- [Task details]: Find the string "Last" in the entries and copy each line that has it.

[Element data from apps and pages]
<<<<

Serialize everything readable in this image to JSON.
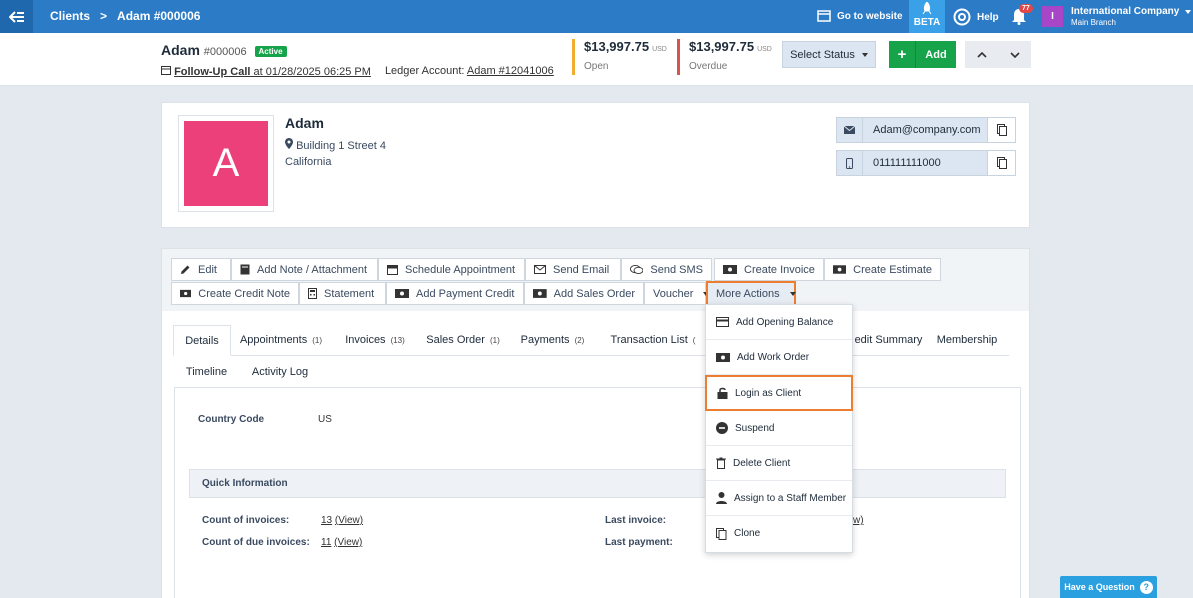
{
  "topbar": {
    "crumb_root": "Clients",
    "crumb_sep": ">",
    "crumb_current": "Adam #000006",
    "go_website": "Go to website",
    "beta": "BETA",
    "help": "Help",
    "notif_count": "77",
    "avatar_letter": "I",
    "company": "International Company",
    "branch": "Main Branch"
  },
  "header": {
    "name": "Adam",
    "number": "#000006",
    "status": "Active",
    "followup_label": "Follow-Up Call",
    "followup_date": " at 01/28/2025 06:25 PM",
    "ledger_label": "Ledger Account: ",
    "ledger_value": "Adam #12041006",
    "open_amount": "$13,997.75",
    "open_currency": "USD",
    "open_label": "Open",
    "overdue_amount": "$13,997.75",
    "overdue_currency": "USD",
    "overdue_label": "Overdue",
    "select_status": "Select Status",
    "add": "Add",
    "colors": {
      "open": "#f0ad2e",
      "overdue": "#d9534f",
      "add": "#16a34a"
    }
  },
  "profile": {
    "avatar_letter": "A",
    "name": "Adam",
    "address1": "Building 1 Street 4",
    "address2": "California",
    "email": "Adam@company.com",
    "phone": "011111111000",
    "avatar_color": "#ec407a"
  },
  "toolbar": {
    "edit": "Edit",
    "add_note": "Add Note / Attachment",
    "schedule": "Schedule Appointment",
    "send_email": "Send Email",
    "send_sms": "Send SMS",
    "create_invoice": "Create Invoice",
    "create_estimate": "Create Estimate",
    "create_credit_note": "Create Credit Note",
    "statement": "Statement",
    "add_payment_credit": "Add Payment Credit",
    "add_sales_order": "Add Sales Order",
    "voucher": "Voucher",
    "more_actions": "More Actions"
  },
  "tabs": [
    {
      "label": "Details",
      "count": ""
    },
    {
      "label": "Appointments",
      "count": "(1)"
    },
    {
      "label": "Invoices",
      "count": "(13)"
    },
    {
      "label": "Sales Order",
      "count": "(1)"
    },
    {
      "label": "Payments",
      "count": "(2)"
    },
    {
      "label": "Transaction List",
      "count": "("
    },
    {
      "label": "edit Summary",
      "count": ""
    },
    {
      "label": "Membership",
      "count": ""
    },
    {
      "label": "Timeline",
      "count": ""
    },
    {
      "label": "Activity Log",
      "count": ""
    }
  ],
  "details": {
    "country_code_label": "Country Code",
    "country_code_value": "US",
    "quick_info": "Quick Information",
    "count_invoices_label": "Count of invoices:",
    "count_invoices_value": "13",
    "count_due_label": "Count of due invoices:",
    "count_due_value": "11",
    "view": "(View)",
    "last_invoice_label": "Last invoice:",
    "last_payment_label": "Last payment:",
    "partial_view": "w)"
  },
  "dropdown": [
    "Add Opening Balance",
    "Add Work Order",
    "Login as Client",
    "Suspend",
    "Delete Client",
    "Assign to a Staff Member",
    "Clone"
  ],
  "help_question": "Have a Question"
}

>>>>

- [Response]:
    "last_invoice_label": "Last invoice:",
    "last_payment_label": "Last payment:",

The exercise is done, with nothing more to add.